(b) Test Method and Performance Standard.—

(1) To the extent a State or political subdivision enacts or has enacted legislation or a regulation setting a fire safety standard for cigarettes, the test method employed shall be—

(A) the American Society of Testing and Materials (“ASTM”) standard E2187–4, entitled “Standard Test Method for Measuring the Ignition Strength of Cigarettes”;

(B) for each cigarette on 10 layers of filter paper;

(C) so that a replicate test of 40 cigarettes for each brand style of cigarettes comprises a complete test trial for that brand style; and

(D) in a laboratory that has been accredited in accordance with ISO/IEC 17205 of the International Organization for Standardization (“ISO”) and that has an implemented quality control and quality assurance program that includes a procedure capable of determining the repeatability of the testing results to a repeatability value that is no greater than 0.19.

(2) To the extent a State or political subdivision enacts or has enacted legislation or a regulation setting a fire safety standard for cigarettes, the performance standard employed shall be that no more than 25 percent of the cigarettes of that brand style tested in a complete test in accordance with paragraph (1) exhibit full-length burns

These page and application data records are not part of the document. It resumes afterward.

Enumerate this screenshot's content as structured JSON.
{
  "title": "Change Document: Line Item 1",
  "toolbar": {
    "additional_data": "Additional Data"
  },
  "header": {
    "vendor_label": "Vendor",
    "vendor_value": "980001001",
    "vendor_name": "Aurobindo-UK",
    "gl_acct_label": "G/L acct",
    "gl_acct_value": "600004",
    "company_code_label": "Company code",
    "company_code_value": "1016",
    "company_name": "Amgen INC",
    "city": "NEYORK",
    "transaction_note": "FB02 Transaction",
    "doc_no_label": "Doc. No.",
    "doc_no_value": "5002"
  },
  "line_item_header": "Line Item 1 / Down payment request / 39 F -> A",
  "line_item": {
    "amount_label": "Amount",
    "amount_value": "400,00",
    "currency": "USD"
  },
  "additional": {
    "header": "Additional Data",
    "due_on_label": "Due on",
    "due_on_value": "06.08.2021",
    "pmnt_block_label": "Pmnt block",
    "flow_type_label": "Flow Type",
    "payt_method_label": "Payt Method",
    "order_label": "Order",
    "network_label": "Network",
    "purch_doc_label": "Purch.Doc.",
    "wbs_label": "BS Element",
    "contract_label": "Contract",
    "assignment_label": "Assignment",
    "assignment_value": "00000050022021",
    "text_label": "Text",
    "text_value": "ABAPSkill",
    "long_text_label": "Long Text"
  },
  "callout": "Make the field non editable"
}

(c) Exception to subsection (b).—In the event that a manufacturer of a cigarette that a State or political subdivision or its respective delegated agency determines cannot be tested in accordance with the test method prescribed in subsection (b)(1)(A), the manufacturer shall propose a test method and performance standard for the cigarette to the State or political subdivision. Upon approval of the proposed test method and a determination by the State or political division that the performance standard proposed by the manufacturer is equivalent to the performance standard prescribed in subsection (b)(2), the manufacturer may employ such test method and performance standard to certify such cigarette pursuant to this subsection notwithstanding subsection (b).

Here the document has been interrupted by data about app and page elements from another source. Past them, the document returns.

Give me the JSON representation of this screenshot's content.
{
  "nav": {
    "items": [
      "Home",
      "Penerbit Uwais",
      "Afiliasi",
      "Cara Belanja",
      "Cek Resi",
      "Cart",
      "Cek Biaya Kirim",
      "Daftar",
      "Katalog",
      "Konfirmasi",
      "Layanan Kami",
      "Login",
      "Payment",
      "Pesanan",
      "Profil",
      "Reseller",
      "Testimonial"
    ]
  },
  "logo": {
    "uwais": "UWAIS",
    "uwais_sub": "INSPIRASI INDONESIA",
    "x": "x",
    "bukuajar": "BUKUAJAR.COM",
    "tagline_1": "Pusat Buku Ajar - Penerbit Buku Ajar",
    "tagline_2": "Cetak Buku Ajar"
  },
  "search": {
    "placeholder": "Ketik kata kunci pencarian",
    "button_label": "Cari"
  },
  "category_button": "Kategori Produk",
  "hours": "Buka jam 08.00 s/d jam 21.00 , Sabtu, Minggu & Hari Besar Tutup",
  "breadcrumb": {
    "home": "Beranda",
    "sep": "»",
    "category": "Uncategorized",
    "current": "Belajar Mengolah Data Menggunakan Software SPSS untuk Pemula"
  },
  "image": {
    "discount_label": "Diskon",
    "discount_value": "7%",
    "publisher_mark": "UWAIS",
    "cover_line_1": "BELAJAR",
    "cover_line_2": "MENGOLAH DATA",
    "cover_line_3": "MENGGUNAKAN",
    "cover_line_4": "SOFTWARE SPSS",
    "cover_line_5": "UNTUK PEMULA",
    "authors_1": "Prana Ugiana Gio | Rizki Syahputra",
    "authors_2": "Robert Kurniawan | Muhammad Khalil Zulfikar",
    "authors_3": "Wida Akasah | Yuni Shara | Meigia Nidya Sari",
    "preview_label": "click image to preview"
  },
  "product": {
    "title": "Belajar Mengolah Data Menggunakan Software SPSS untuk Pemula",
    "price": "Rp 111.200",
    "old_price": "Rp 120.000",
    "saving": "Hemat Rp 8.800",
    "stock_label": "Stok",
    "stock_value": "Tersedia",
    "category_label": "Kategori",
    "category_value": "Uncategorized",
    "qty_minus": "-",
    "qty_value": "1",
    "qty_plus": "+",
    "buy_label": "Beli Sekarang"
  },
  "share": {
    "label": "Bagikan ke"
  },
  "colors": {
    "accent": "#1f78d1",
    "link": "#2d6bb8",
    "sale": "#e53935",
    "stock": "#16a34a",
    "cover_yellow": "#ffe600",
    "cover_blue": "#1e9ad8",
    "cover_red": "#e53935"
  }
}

SEC. 603. Inspection by the alcohol and tobacco tax trade bureau of records of certain cigarette and smokeless tobacco sellers.

(a) In general.—Any officer of the Bureau of the Alcohol and Tobacco Tax Trade Bureau may, during normal business hours, enter the premises of any person described in subsection (b) for the purposes of inspecting—

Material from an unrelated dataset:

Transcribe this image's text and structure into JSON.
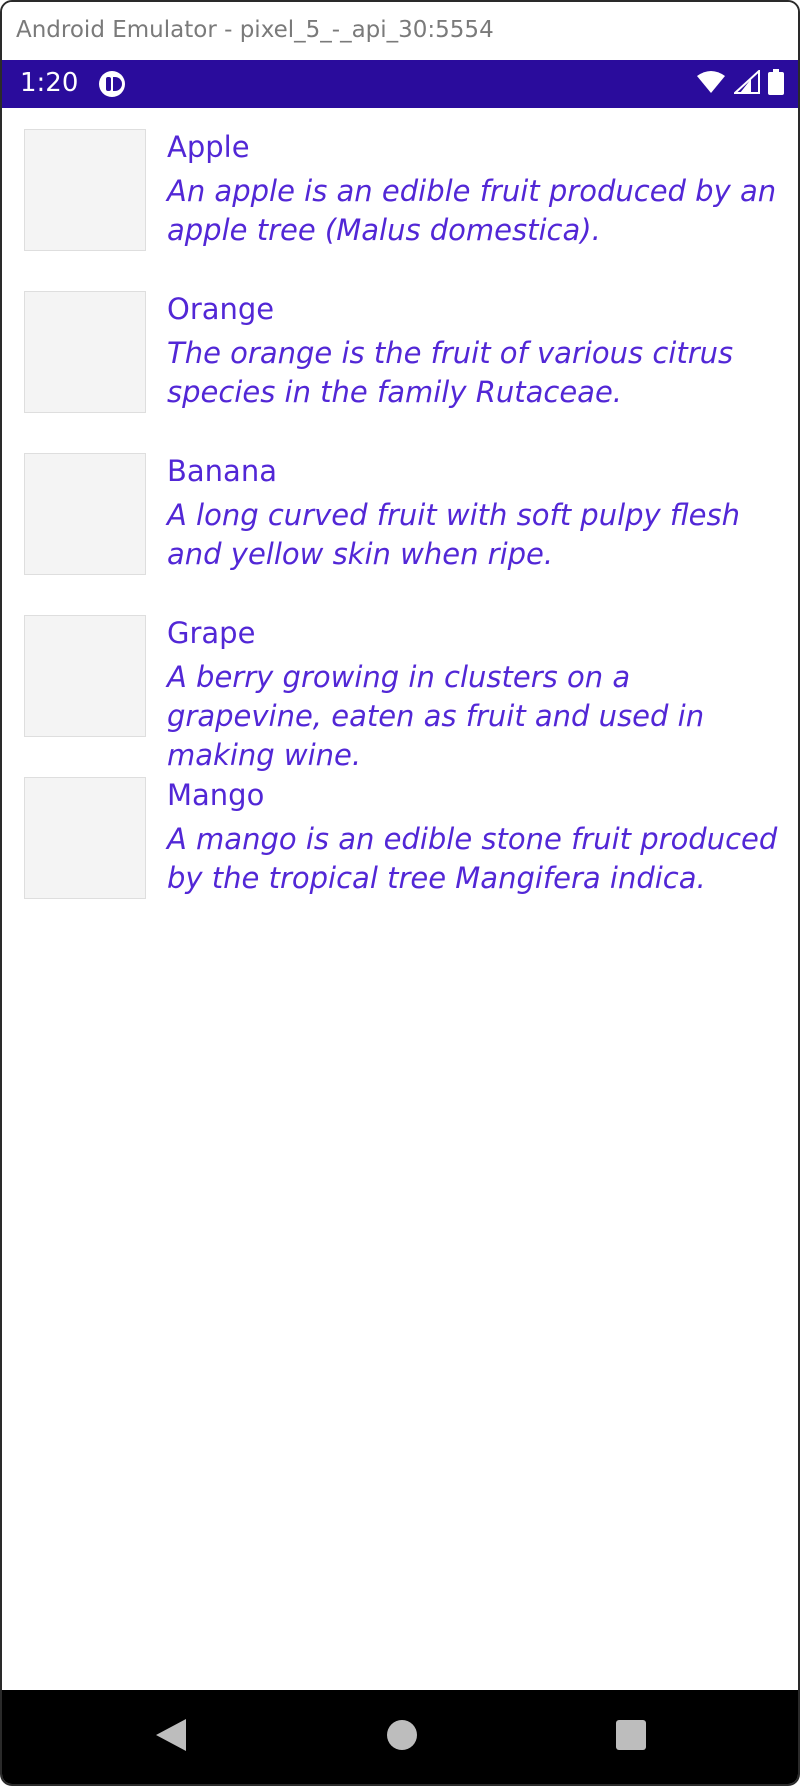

(1) any records or information required to be maintained by such person under the provisions of law referred to in subsection (d); or

(2) any cigarettes or smokeless tobacco kept or stored by such person at such premises.

(b) Covered persons.—Subsection (a) applies to any person who engages in a delivery sale, and who ships, sells, distributes, or receives any quantity in excess of 10,000 cigarettes, or any quantity in excess of 500 single-unit consumer-sized cans or packages of smokeless tobacco, within a single month.

(c) Relief.—

(1) IN GENERAL.—The district courts of the United States shall have the authority in a civil action under this subsection to compel inspections authorized by subsection (a).

(2) VIOLATIONS.—Whoever violates subsection (a) or an order issued pursuant to paragraph (1) shall be subject to a civil penalty in an amount not to exceed $10,000 for each violation.

(d) Covered provisions of law.—The provisions of law referred to in this subsection are—

(1) the Act of October 19, 1949 (15 U.S.C. 375; commonly referred to as the “Jenkins Act”);

(2) chapter 114 of title 18, United States Code; and

(3) this Act.

(e) Delivery sale defined.—In this section, the term “delivery sale” has the meaning given that term in 2343(e) of title 18, United States Code, as amended by this Act.

SEC. 604. Severability.

If any provision of this Act, the amendments made by this Act, or the application of any provision of this Act to any person or circumstance is held to be invalid, the remainder of this Act, the amendments made by this Act, and the application of the provisions of this Act to any other person or circumstance shall not be affected, and shall continue to be enforced to the fullest extent possible.

SEC. 701. Tobacco grower protection.

No provision in this Act shall allow the Administrator or any other person to require changes to traditional farming practices, including standard cultivation practices, curing processes, seed composition, tobacco type, fertilization, soil, record keeping, or any other requirement affecting farming practices.